Refences

  1.  ‘UN Recognises Role Of Sport In Achieving Sustainable Development’ (UN News, 2020) https://news.un.org/en/story/2018/12/1027531  accessed 22 June 2020
  2. ‘Football: 2018 World Cup Watched By Record 3.5 Billion People, Says Fifa’ (The Straits Times, 2020) < https://www.straitstimes.com/sport/football/football-2018-world-cup-watched-by-record-35-billion- people-fifa accessed 11 June 2020
  3.  ‘Olympic Games: TV Viewership Worldwide 2016 | Statista’ (Statista, 2020) https://www.statista.com/statistics/287966/olympic-games-tv-viewership-worldwide/ accessed 15 June 2020
  4. ‘What We Believe’ (Black Lives Matter, 2020) https://blacklivesmatter.com/about/ accessed 22 June 2020
  5.  Ibid, (n4)
  6. ‘Players’ Statement On Black Lives Matter’ (Premierleague.com, 2020) https://www.premierleague.com/news/1680826?sf235004418=1 accessed 15 June 2020
  7. ‘BAME COACH PLACEMENT PROGRAMME’ (Thepfa.com, 2018) https://www.thepfa.com/equalities/bame-coach-placement-programme  accessed 1 July 2020
  8. Ibid, (n7)
  9.  Ibid, (n7)
  10. ‘Colin Kaepernick Explains Why He Sat During National Anthem’ (2020) https://www.nfl.com/news/colin-kaepernick-explains-why-he-sat-during-national-anthem-0ap3000000691077 accessed 22 June 2020
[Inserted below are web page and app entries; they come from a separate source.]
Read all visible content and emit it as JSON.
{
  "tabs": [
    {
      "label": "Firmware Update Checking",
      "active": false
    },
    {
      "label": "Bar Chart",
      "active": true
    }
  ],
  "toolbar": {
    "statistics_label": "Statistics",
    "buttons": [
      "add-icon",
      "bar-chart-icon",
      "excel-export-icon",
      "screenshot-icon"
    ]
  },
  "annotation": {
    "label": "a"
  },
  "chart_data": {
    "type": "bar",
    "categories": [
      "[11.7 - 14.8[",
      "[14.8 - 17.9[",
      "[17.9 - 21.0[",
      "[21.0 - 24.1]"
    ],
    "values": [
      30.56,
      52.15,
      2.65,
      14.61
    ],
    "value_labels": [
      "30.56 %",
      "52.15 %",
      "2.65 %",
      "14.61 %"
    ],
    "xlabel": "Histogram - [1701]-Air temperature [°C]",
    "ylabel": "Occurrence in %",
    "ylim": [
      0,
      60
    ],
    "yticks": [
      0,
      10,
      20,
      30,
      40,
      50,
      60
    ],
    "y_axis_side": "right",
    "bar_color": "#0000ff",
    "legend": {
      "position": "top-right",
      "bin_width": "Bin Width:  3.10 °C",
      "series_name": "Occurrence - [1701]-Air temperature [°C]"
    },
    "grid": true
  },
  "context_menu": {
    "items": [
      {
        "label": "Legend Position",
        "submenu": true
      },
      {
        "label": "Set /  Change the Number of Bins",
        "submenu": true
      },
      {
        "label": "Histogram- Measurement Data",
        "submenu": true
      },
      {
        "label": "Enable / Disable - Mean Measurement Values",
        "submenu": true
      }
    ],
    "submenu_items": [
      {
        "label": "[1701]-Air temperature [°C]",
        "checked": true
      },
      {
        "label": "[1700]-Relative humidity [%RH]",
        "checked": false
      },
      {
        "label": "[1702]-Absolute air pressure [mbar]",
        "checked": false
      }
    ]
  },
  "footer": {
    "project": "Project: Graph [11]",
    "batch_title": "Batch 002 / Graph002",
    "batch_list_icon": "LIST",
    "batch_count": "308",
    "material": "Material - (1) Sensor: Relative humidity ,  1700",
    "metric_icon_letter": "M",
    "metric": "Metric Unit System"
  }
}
  11. Ibid,(n7)
  12.  ‘Trump Says NFL Should Fire Players Who Kneel During National Anthem’ (Los Angeles Times, 2017) https://www.latimes.com/nation/nationnow/la-na-trump-nfl-anthem-20170922-story.html accessed 22 June 2020
  13. Wagner K, ‘Colin Kaepernick Is Not Supposed To Be Unemployed’ (FiveThirtyEight, 2017) https://fivethirtyeight.com/features/colin-kaepernick-is-not-supposed-to-be-unemployed/ accessed 22 June 2020
  14.  Drapper K, and Belson K, ‘Colin Kaepernick And The N.F.L. Settle Collusion Case’ (Nytimes.com, 2020) https://www.nytimes.com/2019/02/15/sports/nfl-colin-kaepernick.html 22 June 2020
  15.  Ibid,(n14)
  16. BOOKER B, ‘NPR Choice Page’ (Npr.org, 2020) https://www.npr.org/sections/live-updates-protests-for-racial-justice/2020/06/16/878810674/roger-goodell-on-colin-kaepernicks-possible-return-to-nfl-i-welcome-that   accessed 22 June 2020
  17.  Ibid,(n11)
  18. Carroll C, ‘What Is The Rooney Rule?’ (Sports Illustrated, 2018)  https://www.si.com/nfl/2018/12/31/rooney-rule-explained-nfl-diversity-policyaccessed 22 June 2020
  19.  UNITE AGAINST RACISM (2nd edn, 2005) https://www.uefa.com/MultimediaFiles/Download/uefa/KeyTopics/448328_DOWNLOAD.pdf  accessed 22 June 2020
  20. Article 4,UEFA DISCIPLINARY REGULATIONS 2017
  21. Article 14, UEFA DISCIPLINARY REGULATIONS  2017.
  22.  ‘Empowering Referees To Act Against Racism: UEFA’S Three-Step Procedure Inside UEFA’ (UEFA.com, 2019) https://www.uefa.com/insideuefa/news/newsid=2628179.html accessed 22 June 2020
  23. Anand A, ‘UEFA’s Three-Step Protocol Against Racism Has Its Merits, But Leaves Too Many Prickly Questions Unanswered – Firstpost’ (Firstpost, 2019) https://www.firstpost.com/sports/uefas-three-step-protocol-against-racism-has-its-merits-but-leaves-too-many-prickly-questions-unanswered-7511981.html accessed 22 June 2020
  24. Diversity And Anti-Discrimination At FIFA (FIFA 2019) https://resources.fifa.com/image/upload/diversity-and-anti-discrimination-at-fifa.pdf?cloudid=arn2ylavxd26pnn2l83i accessed 22 June 2020
  25.  Ibid, (n19)
  26. FIFA STATUTES. [PDF] ZURICH: FIFA. Available at: https://resources.fifa.com/image/upload/fifa-statutes-5-august-2019-en.pdf?cloudid=ggyamhxxv8jrdfbekrrm [Accessed 22 June 2020].
  27. Ibid,(n21)
  28. Ibid, (n19)
  29.  Quinn B, ‘White Lives Matter’ Plane Organiser Says Police Have Offered Protection’ (the Guardian, 2020) – https://www.theguardian.com/uk-news/2020/jun/24/white-lives-matter-plane-organiser-says-police-have-offered-protection accessed 25 June 2020